The new report, “The Colorado Climate Change Vulnerability Study,” was commissioned by the Colorado Energy Office in accordance with the Colorado Legislature’s House Bill 13-1293. It’s a sector-by-sector analysis of the challenges that state residents and leaders will have to deal with in coming decades. It also details many of the ways Coloradans are already grappling with these issues, and where other strategies may help mitigate risk.
“Vulnerability is not just a question of how climate change will affect resources in the state, it’s also a question of how well Colorado is prepared to deal with changes,” said Eric Gordon, co-lead editor of the report and a researcher with the Western Water Assessment (WWA). WWA is part of the Cooperative Institute for Research in Environmental Sciences (CIRES) at the University of Colorado Boulder, and is funded primarily by the National Oceanic and Atmospheric Administration (NOAA).
“We also know vulnerabilities change over time, as environmental and socio-economic conditions change,” said Dennis Ojima, co-lead author of the report and a professor in the Ecosystem Science and Sustainability Department at Colorado State University. “It will be important to keep an eye on this changing landscape of vulnerability.”

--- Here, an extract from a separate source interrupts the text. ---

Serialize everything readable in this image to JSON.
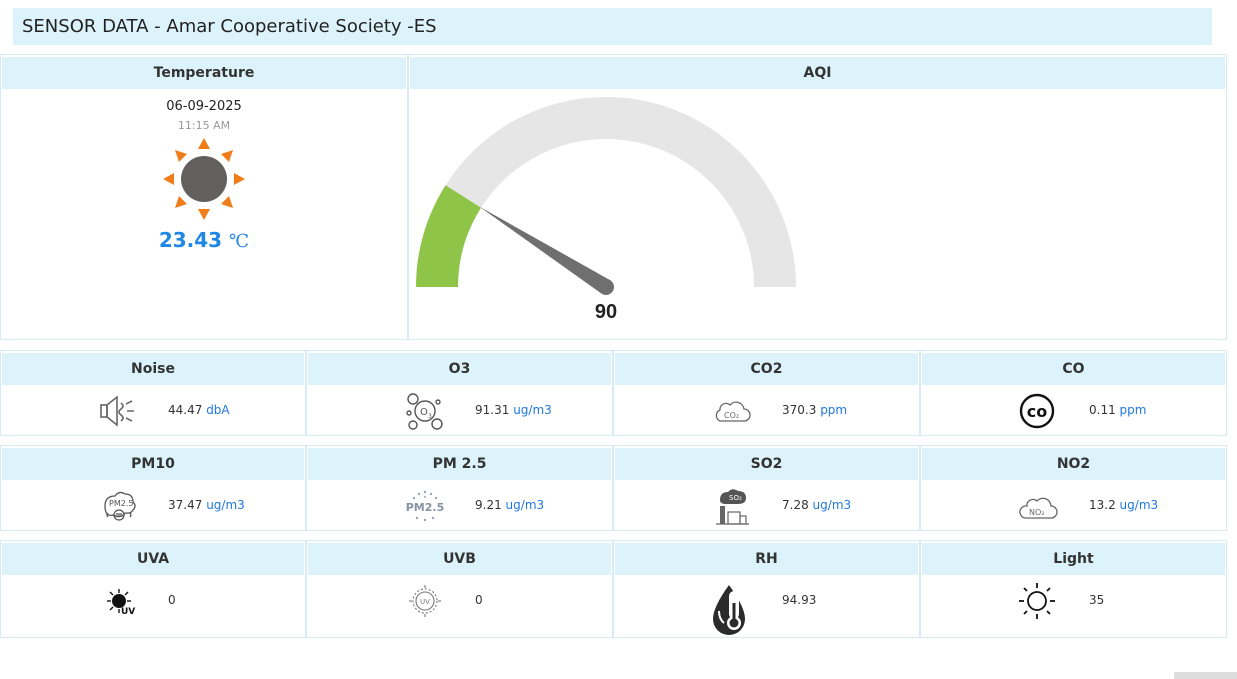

In the public health sector, Colorado may see more incidents of infectious diseases, the report notes, and the elderly and people living in poverty are especially vulnerable. Climate change impacts on public health are complex and difficult to anticipate, but rising temperatures could mean more frequent episodes of unhealthy air quality and more common heatstroke, West Nile Virus, plague and hantavirus.
For perspective, hotter states such as Florida and Arizona are also dealing with the invasion of diseases typically not seen in the continental United States, such as dengue fever.
“Colorado is lucky to avoid certain diseases that affect hotter areas,” Gordon said, “but we are vulnerable to increases in those we already have here, especially West Nile Virus.”
Temperatures in Colorado have been rising, especially in summer, and that trend is expected to continue, along with increases in the frequency and intensity of heat waves, droughts and wildfire. Public schools in many Front Range cities are vulnerable to these changes, the report notes. Historically, schools in the state have not needed cooling, so many do not have air-conditioned classrooms. “These rising temperatures have exposed a major vulnerability that could potentially be very expensive to address,” the report notes.
“As we assess impacts on various communities, we find that various sectors are affected differently,” Ojima said. “For example, droughts would affect streams and fisheries differently than agricultural or energy producers.”
Among other findings, by sector:
The new, 176-page report is available on the Western Water Assessment’s website at http://wwa.colorado.edu/climate/co2015vulnerability/. It is a summary of existing available data and research results from the peer-reviewed literature, and was compiled by researchers at the Cooperative Institute for Research in Environmental Sciences (CIRES), the University of Colorado Boulder, the North Central Climate Science Center, the Natural Resource Ecology Laboratory at Colorado State University and the National Center for Atmospheric Research. Thirty experts from state offices, consulting groups and academia reviewed the report.
The North Central Climate Science Center is a partnership with the Department of Interior and Colorado State University.